Feminism becomes the 2017 word of the year
By: Daniel Caudle
Merriam-Webster dictionary has unveiled ‘Feminism’ as the 2017 word of the year.
The word of the year is chosen based on the significant impact, importance or expression the word has had in influencing the public within a year.
Searches for feminism have increased 70 per cent since 2016 according to Merriam-Webster.com, with spikes in searches corresponding to various events recorded by the media throughout the year.
The word spiked several times after key events according to Peter Sokolowski, the company’s editor, in an interview with the Associated Press before the annual word of the year was revealed on Tuesday.
2017 saw both a sustained rise in ‘feminism’ lookups and a number of event-driven spikes.
— Merriam-Webster (@MerriamWebster) December 12, 2017
Events including the Women’s Marches around the world, Hillary Clinton’s presidential campaign and coverage of Canada’s self-declared feminist Prime Minister boosted the usage of the word within the public sphere.
The #MeToo campaign which rose from allegations against Harvey Weinstein prompted women around the world to break the silence about their abusers. This lead to the “silence breakers” being featured on the cover of TIME Magazine.
“I think, as we know, sexual harassment has been kept in the closet a long time,” said the president of the National Council of Women Canada Sandra Cohen-Rose. “It wasn’t reported, women were afraid to report it.”
For the last few years ‘feminism’ has been in Merriam-Webster’s top 10 words of the year, but has finally gained the recognition after losing to ‘surreal’ which was the word of the year last year.
“[Feminism] empowers women and is against sexual harassment, and discrimination. A lot of people didn’t understand this, but now looking at it the see they are equal partners, said Cogen-Rose.”
The first account of the word feminism came from Noah Webster when he entered the word into the dictionary in 1841 with the definition: “the qualities of females.”

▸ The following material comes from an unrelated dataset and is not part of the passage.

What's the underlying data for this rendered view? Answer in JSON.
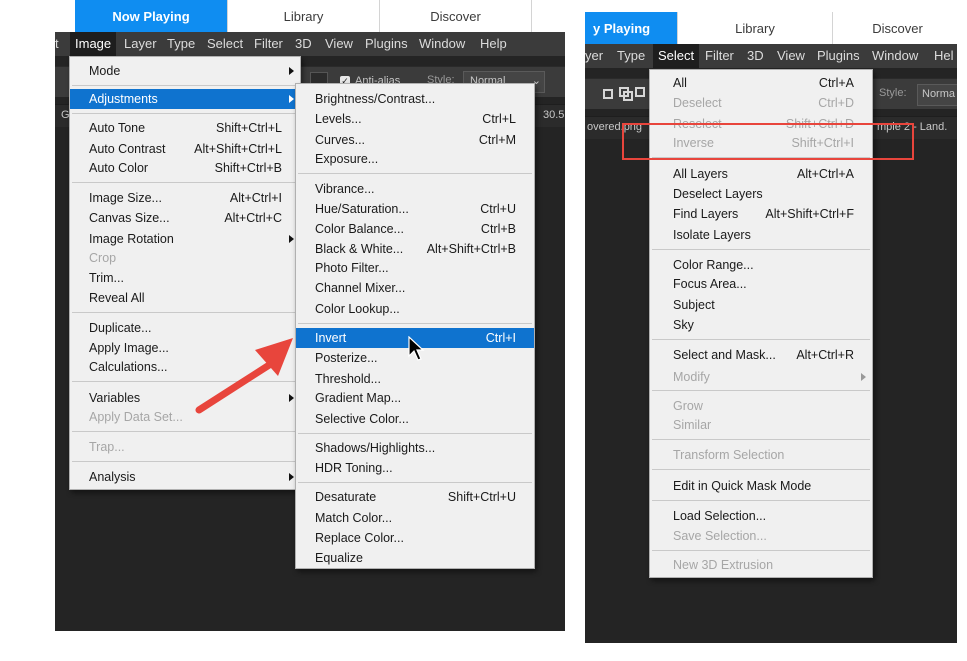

The word has since evolved and has taken on the definition: “the theory of the political, economic, and social equality of the sexes” and “organized activity on behalf of women’s rights and interests.”
The runner-up words of the year were: